About this book
The present volume reaffirms nuclear physics as an experimental science since the authors are primarily experimentalists and since the treatment of the topics might be said to be "experimental." (This is no reflection on the theoretical competence of any of the authors.) The subject of high-spin phenomena in heavy nuclei has grown much beyond the idea of "backbending" which gave such an impetus to its study five years ago. It is a rich, new field to which Lieder and Ryde have contributed greatly. The article "Valence and Doorway Mechanisms in Resonance Neutron Capture" is, in contradistinction, an article pertaining to one of the oldest branches of nuclear physics-and it brings back one of our previous authors. The Doppler-shift method, reviewed by Alexander and Forster, is one of the important new experimental techniques that emerged in the previous decade. This review is intended, deliberately, to describe thoroughly a classic technique whose elegance epitomizes much of the fascination which nuclear physics techniques have held for a generation of scientists. This volume concludes the work on the Advances in Nuclear Physics series of one of the editors (M. Baranger), whose judgment and style characterize that which is best in the first ten volumes.
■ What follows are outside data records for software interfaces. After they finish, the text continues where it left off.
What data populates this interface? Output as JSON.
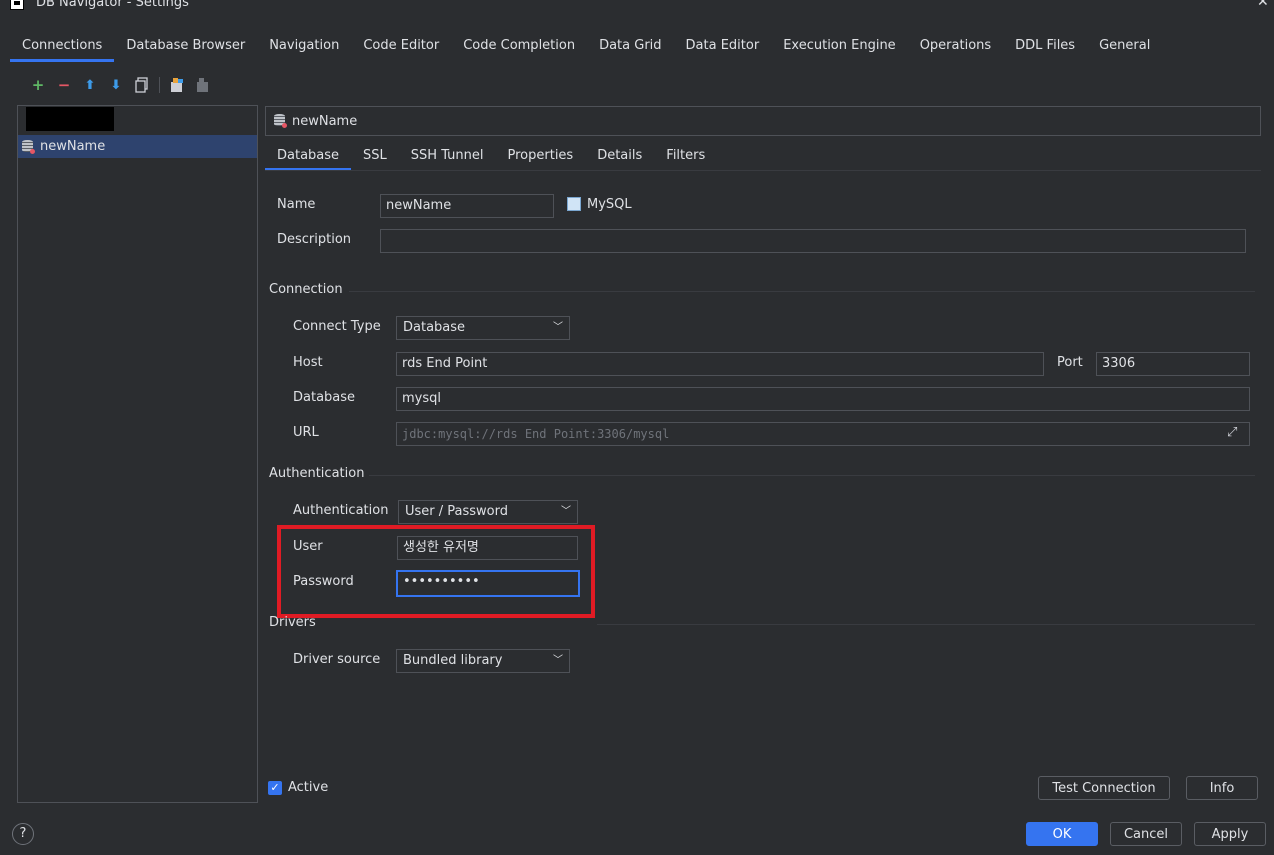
{
  "window": {
    "title": "DB Navigator - Settings"
  },
  "top_tabs": [
    "Connections",
    "Database Browser",
    "Navigation",
    "Code Editor",
    "Code Completion",
    "Data Grid",
    "Data Editor",
    "Execution Engine",
    "Operations",
    "DDL Files",
    "General"
  ],
  "toolbar": {
    "add": "+",
    "remove": "−",
    "up": "⬆",
    "down": "⬇"
  },
  "connections": [
    {
      "label": ""
    },
    {
      "label": "newName"
    }
  ],
  "header": {
    "connection_name": "newName"
  },
  "sub_tabs": [
    "Database",
    "SSL",
    "SSH Tunnel",
    "Properties",
    "Details",
    "Filters"
  ],
  "form": {
    "name_label": "Name",
    "name_value": "newName",
    "db_type": "MySQL",
    "description_label": "Description",
    "description_value": "",
    "connection_section": "Connection",
    "connect_type_label": "Connect Type",
    "connect_type_value": "Database",
    "host_label": "Host",
    "host_value": "rds End Point",
    "port_label": "Port",
    "port_value": "3306",
    "database_label": "Database",
    "database_value": "mysql",
    "url_label": "URL",
    "url_value": "jdbc:mysql://rds End Point:3306/mysql",
    "auth_section": "Authentication",
    "authentication_label": "Authentication",
    "authentication_value": "User / Password",
    "user_label": "User",
    "user_value": "생성한 유저명",
    "password_label": "Password",
    "password_value": "••••••••••",
    "drivers_section": "Drivers",
    "driver_source_label": "Driver source",
    "driver_source_value": "Bundled library"
  },
  "footer": {
    "active_label": "Active",
    "test_connection": "Test Connection",
    "info": "Info",
    "ok": "OK",
    "cancel": "Cancel",
    "apply": "Apply",
    "help": "?"
  },
  "colors": {
    "accent": "#3574f0",
    "highlight_box": "#e01b24",
    "background": "#2b2d30"
  }
}
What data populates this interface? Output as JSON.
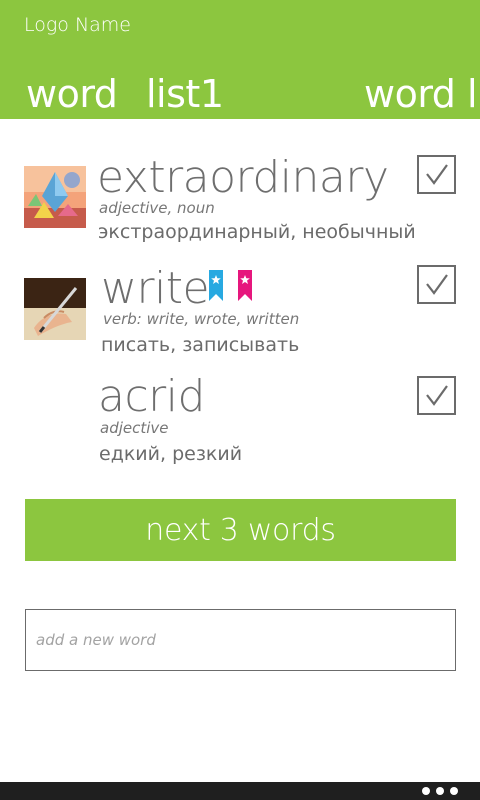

Many of our readers and most of our authors will be grateful for the high standards which marked his contributions and which often elicited extra labor from the many authors of the series.
Neutron Pet experiment nuclear physics physics